This month I’ve been doing Shakespeare for the first time. The shows are currently in rehearsals, having the concept rigorously and rightfully put through its paces. It is set in 2019, and so I have become obsessed with modernisation.
I’m becoming acutely aware of two different issues with time-transplanting classic plays: one is about reinvigorating a potentially dusty piece of text, the other is about sidestepping the inherent ‘ye olde’ textual references.
To illustrate, I turn to two moments of modernisation from Baz Luhrmann’s 1996 film adaptation of Romeo and Juliet.
The first is Mercutio’s Queen Mab monologue. In the film, Romeo is given an ecstasy-like drug in the form of a pill. The prop is devilishly clever. The scene is exciting and epic, and it foreshadows the swift, uninhibited dive-turned-fall into love that Leonardo DiCap…, I mean Romeo, is about to take. It drives the story.
The second is in the opening scene – plunging the audience straight into this new Verona, Benvolio whips out a wonderfully gauche handgun. The imaginary all-knowing Shakespeare anoraks (our industry’s version of trainspotters, who we must constantly worry about upsetting) know that the next line is: “Put up your swords.” Luhrmann sidesteps any weapon confusion by zooming in on the gun to reveal the brand: “Sword 9mm”. Touché, Baz. You live to modernise another scene.
I don’t mean to sound dismissive of the sword/gun switcheroo.
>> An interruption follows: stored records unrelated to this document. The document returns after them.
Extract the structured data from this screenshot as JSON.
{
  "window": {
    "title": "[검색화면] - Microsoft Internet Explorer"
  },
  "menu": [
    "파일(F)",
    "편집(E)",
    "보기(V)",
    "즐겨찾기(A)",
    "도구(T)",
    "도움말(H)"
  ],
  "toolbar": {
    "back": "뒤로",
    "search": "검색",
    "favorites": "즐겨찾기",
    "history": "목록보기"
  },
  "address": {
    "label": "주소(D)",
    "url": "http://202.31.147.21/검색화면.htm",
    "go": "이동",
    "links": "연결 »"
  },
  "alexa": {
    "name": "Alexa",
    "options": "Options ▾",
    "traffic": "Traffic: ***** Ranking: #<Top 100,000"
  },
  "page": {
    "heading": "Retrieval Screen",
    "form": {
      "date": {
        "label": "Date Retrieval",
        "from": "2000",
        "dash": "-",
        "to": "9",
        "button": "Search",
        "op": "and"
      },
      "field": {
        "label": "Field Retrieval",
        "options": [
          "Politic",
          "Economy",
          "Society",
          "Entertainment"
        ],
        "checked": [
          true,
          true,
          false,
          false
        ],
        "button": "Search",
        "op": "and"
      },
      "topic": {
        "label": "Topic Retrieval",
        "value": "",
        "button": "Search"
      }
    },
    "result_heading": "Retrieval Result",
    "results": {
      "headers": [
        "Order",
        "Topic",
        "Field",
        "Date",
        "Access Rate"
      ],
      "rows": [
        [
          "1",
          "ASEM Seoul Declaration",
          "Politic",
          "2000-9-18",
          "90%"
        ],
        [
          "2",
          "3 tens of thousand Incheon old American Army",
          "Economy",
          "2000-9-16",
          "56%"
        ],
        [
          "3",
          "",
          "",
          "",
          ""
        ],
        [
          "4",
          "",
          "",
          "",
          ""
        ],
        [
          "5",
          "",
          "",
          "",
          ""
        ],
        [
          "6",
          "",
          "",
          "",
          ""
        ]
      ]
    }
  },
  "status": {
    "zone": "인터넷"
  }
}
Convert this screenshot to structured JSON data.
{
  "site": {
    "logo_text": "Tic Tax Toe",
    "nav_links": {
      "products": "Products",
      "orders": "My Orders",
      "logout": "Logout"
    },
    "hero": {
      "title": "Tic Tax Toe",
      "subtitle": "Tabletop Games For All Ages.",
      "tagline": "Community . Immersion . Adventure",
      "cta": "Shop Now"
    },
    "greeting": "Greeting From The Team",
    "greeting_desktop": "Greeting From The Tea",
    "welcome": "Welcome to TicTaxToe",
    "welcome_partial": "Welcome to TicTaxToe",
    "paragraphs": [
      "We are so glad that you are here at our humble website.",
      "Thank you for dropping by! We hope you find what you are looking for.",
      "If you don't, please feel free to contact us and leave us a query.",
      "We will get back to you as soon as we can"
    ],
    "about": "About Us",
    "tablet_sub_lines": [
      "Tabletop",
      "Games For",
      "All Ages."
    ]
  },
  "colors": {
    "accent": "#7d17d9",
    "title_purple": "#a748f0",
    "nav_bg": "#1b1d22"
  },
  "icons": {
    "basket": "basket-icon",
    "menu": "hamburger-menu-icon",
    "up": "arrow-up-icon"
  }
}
It sort of works, but it is a bit forced. And it makes me question the world of suited and pop-culture-booted Shakespeare plays.
In Richard III, should all five messengers be replaced by a single mobile phone with “Messenger 11Pro” engraved on the back? Could the line “A horse! A horse! My kingdom for a horse!” be aimed at the Uber app loading screen? Do we show commoners as Twitter followers?
When I saw that film version of Romeo and Juliet, back at school, I felt for the first time that this Shakespeare thing people were always harping on about made sense. And no, I’m not saying everything has to be modern to make sense – in fact, the idea that characters in T-shirts and jeans is what makes stories relatable is insane. So why have that concept, and have to sift through all these fiddly sword issues?
Mercutio’s drug-induced Queen Mab monologue isn’t about translation, it’s just damn good storytelling. Good design ideas are about driving the story forward. Yes, a re-imagining involves having to do some imagining, but the pay-off can be enormous.
By casting off the confines of what plays ‘should be’ like, you can grab a whole new audience, find a whole new storyline, create a visual world the likes of which no school kid or Shakespeare anorak has seen before. It’s about allowing us to see the story afresh and from a new angle. And who says modern-day folk in suits can’t just whip out a big sword?
Grace Smart is an award-winning theatre designer. Read more of her columns at thestage.co.uk/author/grace-smart